Ken: Alright, I think I've had enough ego-bruising for now. Let's talk about some of the things we've done right. Hey, I'll even give you a pass on the Badgers. Calling Marquette and Duke "top-25 competition" is like calling North Carolina an "at-large quality team." I think one thing we both did well was give the Golden Eagles and the Blue Devils a realistic shot to win their conferences. OK, maybe I didn't give Duke that much of a shot to win the ACC, but they seemed like a safe bet for second, and based on the early returns it would be shocking if they did any worse than that. What do you like about that other team from Wisconsin?
John: In my Big East preview I pretty much said there was a lot to like about Marquette, except for their shooting. Now they're shooting well. Look out. Now, as long as we're doling out the Irving Thalberg Awards, I must say that your Pac-10 preview still looks quite good. OK, maybe Washington has been a little more feeble that one could have imagined. Still, if I were Les Miles I might be moved to say that I'm excited about your damn strong Pac-10 preview.
Ken: Why, thank you, John.
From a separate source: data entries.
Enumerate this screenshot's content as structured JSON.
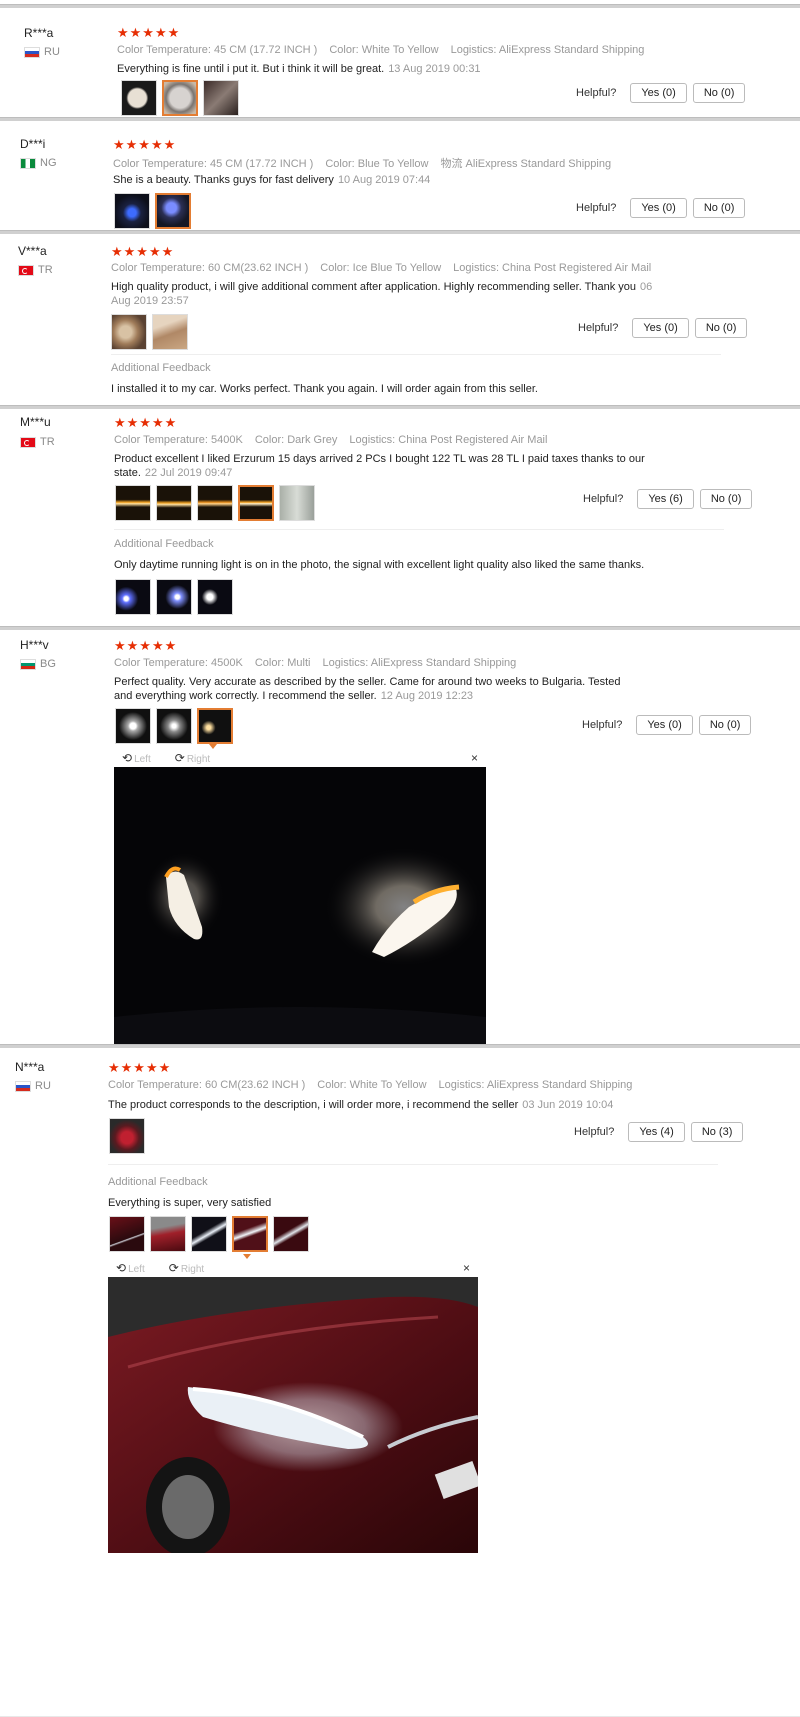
{
  "helpful_label": "Helpful?",
  "additional_label": "Additional Feedback",
  "viewer": {
    "left": "Left",
    "right": "Right",
    "close": "×"
  },
  "reviews": [
    {
      "name": "R***a",
      "country": "RU",
      "stars": "★★★★★",
      "attrs": [
        "Color Temperature: 45 CM (17.72 INCH )",
        "Color: White To Yellow",
        "Logistics: AliExpress Standard Shipping"
      ],
      "text": "Everything is fine until i put it. But i think it will be great.",
      "date": "13 Aug 2019 00:31",
      "yes": "Yes (0)",
      "no": "No (0)"
    },
    {
      "name": "D***i",
      "country": "NG",
      "stars": "★★★★★",
      "attrs": [
        "Color Temperature: 45 CM (17.72 INCH )",
        "Color: Blue To Yellow",
        "物流 AliExpress Standard Shipping"
      ],
      "text": "She is a beauty. Thanks guys for fast delivery",
      "date": "10 Aug 2019 07:44",
      "yes": "Yes (0)",
      "no": "No (0)"
    },
    {
      "name": "V***a",
      "country": "TR",
      "stars": "★★★★★",
      "attrs": [
        "Color Temperature: 60 CM(23.62 INCH )",
        "Color: Ice Blue To Yellow",
        "Logistics: China Post Registered Air Mail"
      ],
      "text": "High quality product, i will give additional comment after application. Highly recommending seller. Thank you",
      "date": "06 Aug 2019 23:57",
      "yes": "Yes (0)",
      "no": "No (0)",
      "additional": "I installed it to my car. Works perfect. Thank you again. I will order again from this seller."
    },
    {
      "name": "M***u",
      "country": "TR",
      "stars": "★★★★★",
      "attrs": [
        "Color Temperature: 5400K",
        "Color: Dark Grey",
        "Logistics: China Post Registered Air Mail"
      ],
      "text": "Product excellent I liked Erzurum 15 days arrived 2 PCs I bought 122 TL was 28 TL I paid taxes thanks to our state.",
      "date": "22 Jul 2019 09:47",
      "yes": "Yes (6)",
      "no": "No (0)",
      "additional": "Only daytime running light is on in the photo, the signal with excellent light quality also liked the same thanks."
    },
    {
      "name": "H***v",
      "country": "BG",
      "stars": "★★★★★",
      "attrs": [
        "Color Temperature: 4500K",
        "Color: Multi",
        "Logistics: AliExpress Standard Shipping"
      ],
      "text": "Perfect quality. Very accurate as described by the seller. Came for around two weeks to Bulgaria. Tested and everything work correctly. I recommend the seller.",
      "date": "12 Aug 2019 12:23",
      "yes": "Yes (0)",
      "no": "No (0)"
    },
    {
      "name": "N***a",
      "country": "RU",
      "stars": "★★★★★",
      "attrs": [
        "Color Temperature: 60 CM(23.62 INCH )",
        "Color: White To Yellow",
        "Logistics: AliExpress Standard Shipping"
      ],
      "text": "The product corresponds to the description, i will order more, i recommend the seller",
      "date": "03 Jun 2019 10:04",
      "yes": "Yes (4)",
      "no": "No (3)",
      "additional": "Everything is super, very satisfied"
    }
  ]
}
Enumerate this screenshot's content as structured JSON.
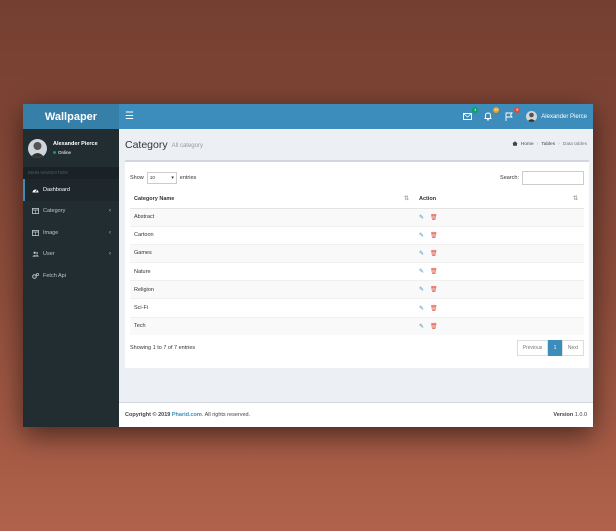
{
  "header": {
    "logo": "Wallpaper",
    "toggle_icon": "☰",
    "badges": {
      "messages": "4",
      "notifications": "10",
      "tasks": "9"
    },
    "user_name": "Alexander Pierce"
  },
  "sidebar": {
    "user_name": "Alexander Pierce",
    "status": "Online",
    "section_header": "MAIN NAVIGATION",
    "items": [
      {
        "label": "Dashboard",
        "icon": "dashboard-icon",
        "active": true,
        "has_chevron": false
      },
      {
        "label": "Category",
        "icon": "table-icon",
        "active": false,
        "has_chevron": true
      },
      {
        "label": "Image",
        "icon": "table-icon",
        "active": false,
        "has_chevron": true
      },
      {
        "label": "User",
        "icon": "users-icon",
        "active": false,
        "has_chevron": true
      },
      {
        "label": "Fetch Api",
        "icon": "cogs-icon",
        "active": false,
        "has_chevron": false
      }
    ],
    "chevron": "‹"
  },
  "content": {
    "title": "Category",
    "subtitle": "All category",
    "breadcrumb": {
      "home": "Home",
      "tables": "Tables",
      "current": "Data tables",
      "sep": "›"
    }
  },
  "table": {
    "show_label": "Show",
    "entries_value": "10",
    "entries_label": "entries",
    "search_label": "Search:",
    "search_value": "",
    "columns": [
      "Category Name",
      "Action"
    ],
    "rows": [
      "Abstract",
      "Cartoon",
      "Games",
      "Nature",
      "Religion",
      "Sci-Fi",
      "Tech"
    ],
    "info": "Showing 1 to 7 of 7 entries",
    "pager": {
      "prev": "Previous",
      "page": "1",
      "next": "Next"
    }
  },
  "footer": {
    "copyright_prefix": "Copyright © 2019",
    "link": "Pharid.com",
    "suffix": ". All rights reserved.",
    "version_label": "Version",
    "version": "1.0.0"
  },
  "colors": {
    "primary": "#3c8dbc",
    "logo_bg": "#367fa9",
    "sidebar": "#222d32",
    "danger": "#dd4b39"
  }
}
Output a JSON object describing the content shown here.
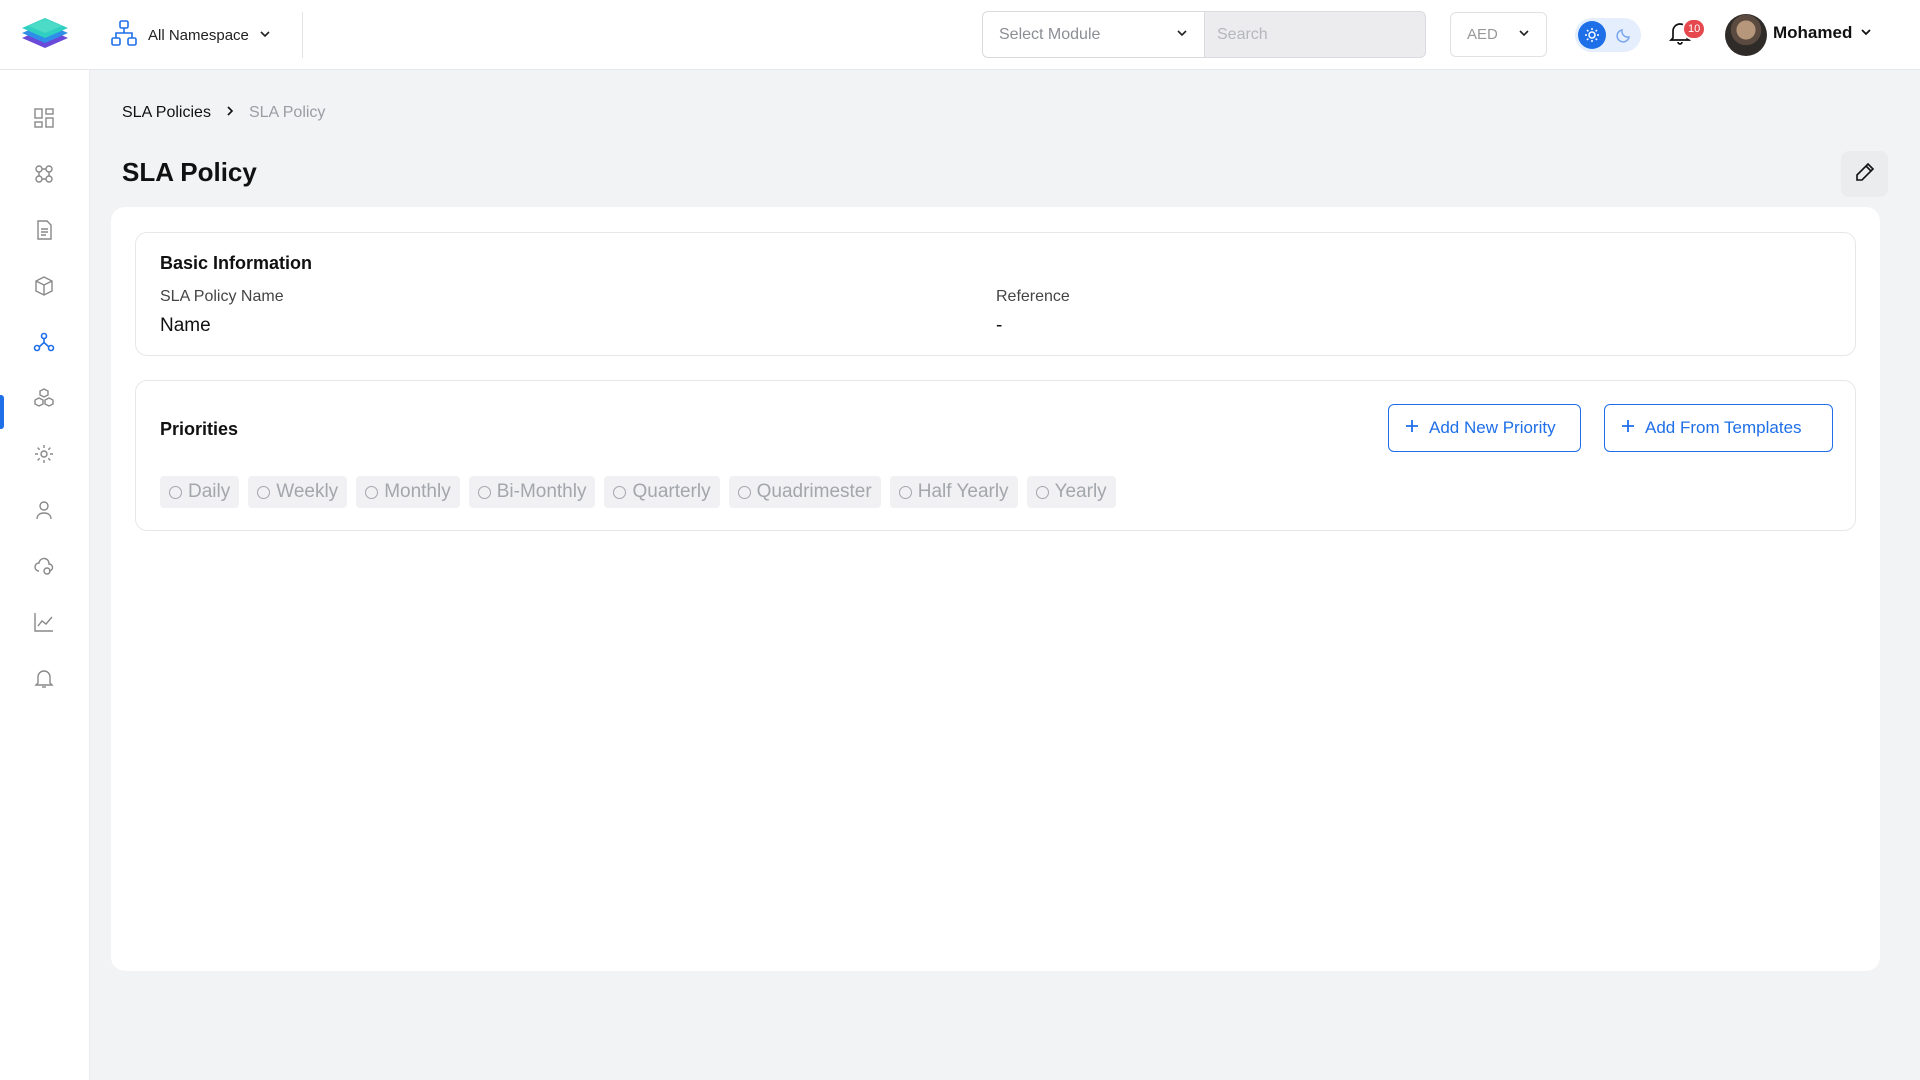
{
  "topbar": {
    "namespace_label": "All Namespace",
    "module_placeholder": "Select Module",
    "search_placeholder": "Search",
    "currency": "AED",
    "notification_count": "10",
    "user_name": "Mohamed"
  },
  "sidebar": {
    "items": [
      {
        "icon": "dashboard-grid-icon",
        "active": false
      },
      {
        "icon": "integrations-icon",
        "active": false
      },
      {
        "icon": "reports-document-icon",
        "active": false
      },
      {
        "icon": "package-box-icon",
        "active": false
      },
      {
        "icon": "network-nodes-icon",
        "active": true
      },
      {
        "icon": "cubes-icon",
        "active": false
      },
      {
        "icon": "settings-gear-icon",
        "active": false
      },
      {
        "icon": "user-icon",
        "active": false
      },
      {
        "icon": "cloud-settings-icon",
        "active": false
      },
      {
        "icon": "analytics-chart-icon",
        "active": false
      },
      {
        "icon": "notifications-bell-icon",
        "active": false
      }
    ]
  },
  "breadcrumb": {
    "parent": "SLA Policies",
    "current": "SLA Policy"
  },
  "page": {
    "title": "SLA Policy"
  },
  "basic_info": {
    "title": "Basic Information",
    "policy_name_label": "SLA Policy Name",
    "policy_name_value": "Name",
    "reference_label": "Reference",
    "reference_value": "-"
  },
  "priorities": {
    "title": "Priorities",
    "add_new_label": "Add New Priority",
    "add_templates_label": "Add From Templates",
    "options": [
      "Daily",
      "Weekly",
      "Monthly",
      "Bi-Monthly",
      "Quarterly",
      "Quadrimester",
      "Half Yearly",
      "Yearly"
    ]
  },
  "colors": {
    "accent": "#1e6fe8",
    "badge": "#e5484d",
    "background": "#f2f3f5"
  }
}
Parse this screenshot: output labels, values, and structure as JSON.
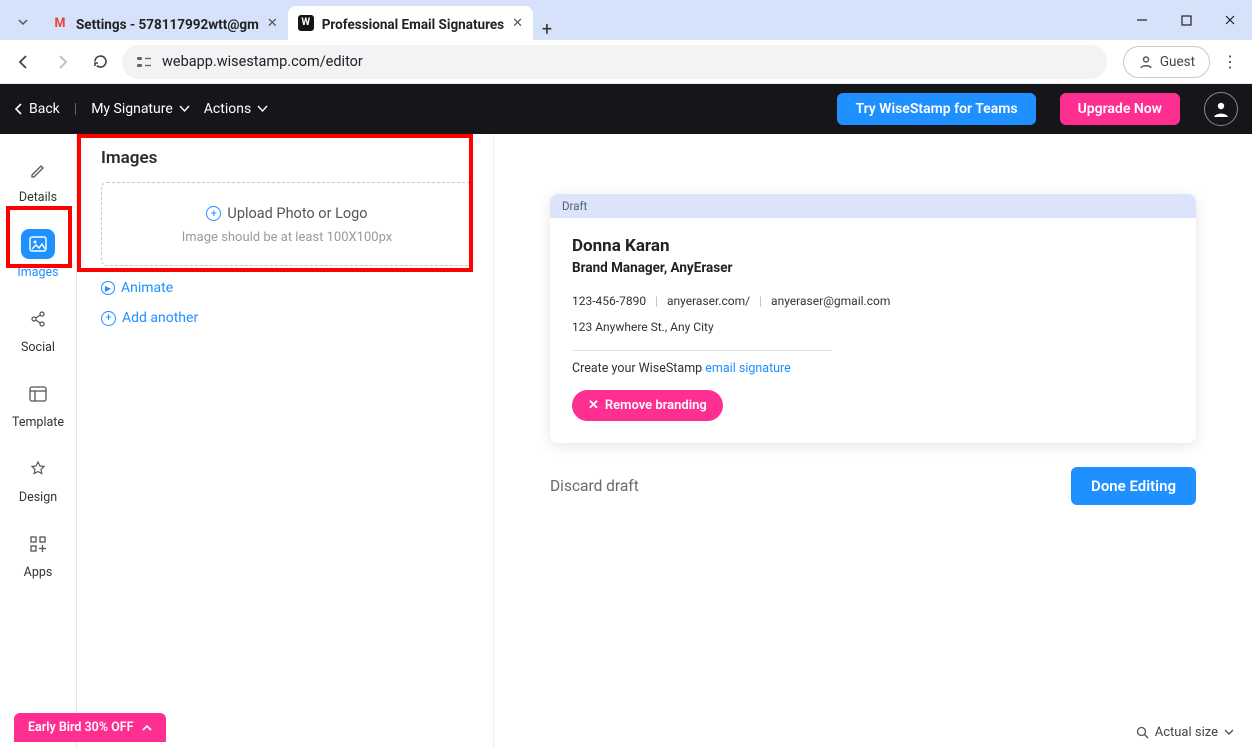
{
  "browser": {
    "tabs": [
      {
        "title": "Settings - 578117992wtt@gm",
        "favicon": "M"
      },
      {
        "title": "Professional Email Signatures",
        "favicon": "W"
      }
    ],
    "url": "webapp.wisestamp.com/editor",
    "guest_label": "Guest"
  },
  "appbar": {
    "back": "Back",
    "signature": "My Signature",
    "actions": "Actions",
    "teams_btn": "Try WiseStamp for Teams",
    "upgrade_btn": "Upgrade Now"
  },
  "rail": {
    "items": [
      {
        "label": "Details"
      },
      {
        "label": "Images"
      },
      {
        "label": "Social"
      },
      {
        "label": "Template"
      },
      {
        "label": "Design"
      },
      {
        "label": "Apps"
      }
    ]
  },
  "panel": {
    "heading": "Images",
    "upload_main": "Upload Photo or Logo",
    "upload_sub": "Image should be at least 100X100px",
    "animate": "Animate",
    "add_another": "Add another"
  },
  "preview": {
    "draft_label": "Draft",
    "name": "Donna Karan",
    "title": "Brand Manager, AnyEraser",
    "phone": "123-456-7890",
    "website": "anyeraser.com/",
    "email": "anyeraser@gmail.com",
    "address": "123 Anywhere St., Any City",
    "brand_pre": "Create your WiseStamp ",
    "brand_link": "email signature",
    "remove_btn": "Remove branding",
    "discard": "Discard draft",
    "done": "Done Editing"
  },
  "footer": {
    "offer": "Early Bird 30% OFF",
    "actual_size": "Actual size"
  }
}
That's the nicest thing you've said to me in years. I still like Stanford to move past Washington State once opponents start seeing two members of the Lopez family. Oregon is still a mystery, at least to me. It was a reach to pick them to have a losing record in conference, but thus far there's not much reason to think they'll be as good as last season's edition. I still have serious questions about whether the offense is good enough to carry the D the way it did last season. I mean, Maarty Leunen rules, but his eFG is up 10 percent over last season. I don't see that continuing. And Washington...wow. They looked good against Pitt, but can Ryan Appleby really be the difference between a competent middle-of-the-league team and the one the one that looked borderline hideous before his return?
Ken: Oh. OK, kudos for brevity. Anyway, I didn't mean to cut off your earlier SEC gloating. In fact, your point that the top of the league would be the weakest of the power conferences is looking good. You were probably one of the more lukewarm supporters of Tennessee and Arkansas in the preseason. I assume you're not backing down on that now.
John: It's tough to be lukewarm about a team you've picked to win the SEC East, but, yeah, that's a good description of my feeling about Tennessee. There's no shame in losing to Texas, goodness knows, but the Volunteers' quality opponents can be expected to score points in abundance when they don't turn the ball over. Speaking of turnovers, Arkansas just commits too many of them, even if everyone is back. I said so in October. Now here it is December and the Hogs are ranked 323rd in the nation in turnover percentage. So there.
Ken: You won't see too many major-conference teams commit 32 turnovers in a regulation game, but that's what Arkansas did against Providence.
John: As I said, our previews were perfect in every way. Now, I have to cut this short so I can go back and change the text on my Drake post. You might want to do the same for N.C. State. Perfection needs a little help now and then, know what I'm saying, bro?
Ken: Like I tell people all the time: I'm perfect except for the mistakes.
John: Me, I'm just perfect. And modest. Ciao, K-meister.
Ken: Later, modest one.
John Gasaway is an author of Basketball Prospectus.
You can contact John by clicking here or click here to see John's other articles.
Ken Pomeroy is an author of Basketball Prospectus.
You can contact Ken by clicking here or click here to see Ken's other articles.